→ Task prompt: Only the lines holding "this" are wanted. Copy every one from the records below.

:: Data to process

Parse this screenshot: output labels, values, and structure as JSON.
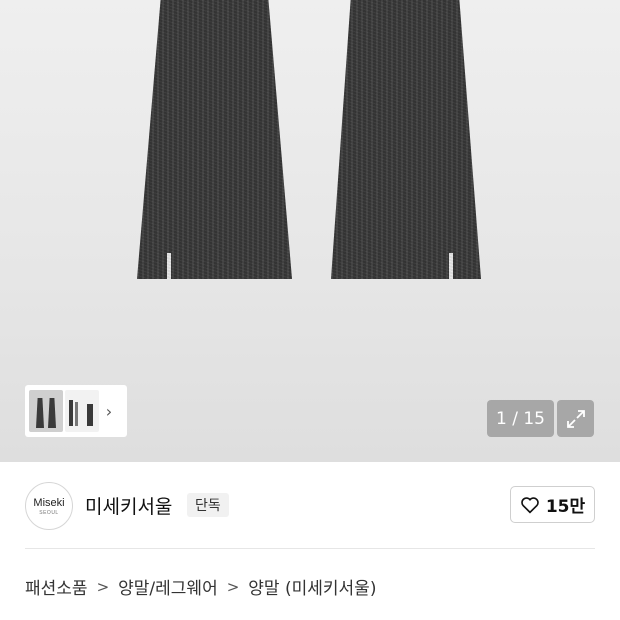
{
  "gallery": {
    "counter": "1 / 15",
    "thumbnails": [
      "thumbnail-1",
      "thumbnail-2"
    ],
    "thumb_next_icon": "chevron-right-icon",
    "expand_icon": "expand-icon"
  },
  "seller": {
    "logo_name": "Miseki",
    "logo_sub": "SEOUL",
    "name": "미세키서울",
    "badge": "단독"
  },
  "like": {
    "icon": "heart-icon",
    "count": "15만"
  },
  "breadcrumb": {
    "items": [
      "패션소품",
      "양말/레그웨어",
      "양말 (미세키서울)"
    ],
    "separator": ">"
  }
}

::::
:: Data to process

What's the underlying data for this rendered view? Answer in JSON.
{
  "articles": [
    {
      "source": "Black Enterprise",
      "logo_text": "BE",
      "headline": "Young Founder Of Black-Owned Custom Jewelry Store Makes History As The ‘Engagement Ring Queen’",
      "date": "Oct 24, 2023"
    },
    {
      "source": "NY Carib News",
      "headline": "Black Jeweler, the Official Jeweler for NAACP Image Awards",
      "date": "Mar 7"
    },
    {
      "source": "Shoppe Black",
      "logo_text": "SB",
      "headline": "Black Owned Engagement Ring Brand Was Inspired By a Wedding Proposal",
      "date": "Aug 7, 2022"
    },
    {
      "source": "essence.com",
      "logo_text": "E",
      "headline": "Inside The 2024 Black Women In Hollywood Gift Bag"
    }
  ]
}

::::
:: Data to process

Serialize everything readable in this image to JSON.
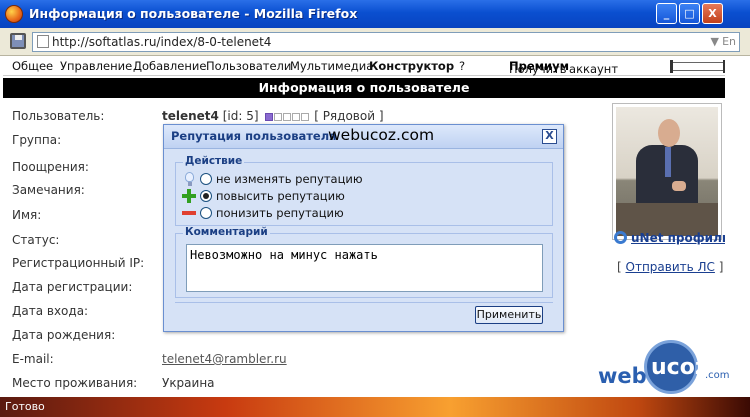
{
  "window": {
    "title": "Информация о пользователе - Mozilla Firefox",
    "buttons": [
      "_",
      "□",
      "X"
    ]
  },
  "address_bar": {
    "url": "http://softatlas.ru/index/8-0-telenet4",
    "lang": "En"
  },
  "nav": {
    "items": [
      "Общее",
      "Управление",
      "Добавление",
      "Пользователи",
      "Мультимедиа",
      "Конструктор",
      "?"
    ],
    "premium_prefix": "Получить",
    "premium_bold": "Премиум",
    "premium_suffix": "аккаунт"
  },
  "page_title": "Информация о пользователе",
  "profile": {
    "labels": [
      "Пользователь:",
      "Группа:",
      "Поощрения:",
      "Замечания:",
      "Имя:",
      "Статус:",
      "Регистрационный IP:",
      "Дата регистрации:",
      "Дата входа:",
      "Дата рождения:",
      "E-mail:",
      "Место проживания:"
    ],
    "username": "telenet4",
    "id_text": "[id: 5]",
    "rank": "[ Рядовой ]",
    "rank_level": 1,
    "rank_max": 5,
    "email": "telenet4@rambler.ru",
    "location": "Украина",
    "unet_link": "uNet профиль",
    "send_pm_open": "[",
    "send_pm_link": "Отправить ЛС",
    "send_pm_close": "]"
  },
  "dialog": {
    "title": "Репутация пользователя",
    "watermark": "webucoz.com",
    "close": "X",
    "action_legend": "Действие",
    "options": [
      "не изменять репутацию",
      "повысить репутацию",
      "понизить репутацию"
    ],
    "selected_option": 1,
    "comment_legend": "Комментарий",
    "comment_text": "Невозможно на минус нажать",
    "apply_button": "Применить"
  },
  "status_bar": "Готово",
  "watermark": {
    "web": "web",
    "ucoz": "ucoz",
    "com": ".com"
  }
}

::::

→ Task solution:
Parse this screenshot: output labels, values, and structure as JSON.
What's the underlying data for this rendered view? Answer in JSON.
Serialize everything readable in this image to JSON.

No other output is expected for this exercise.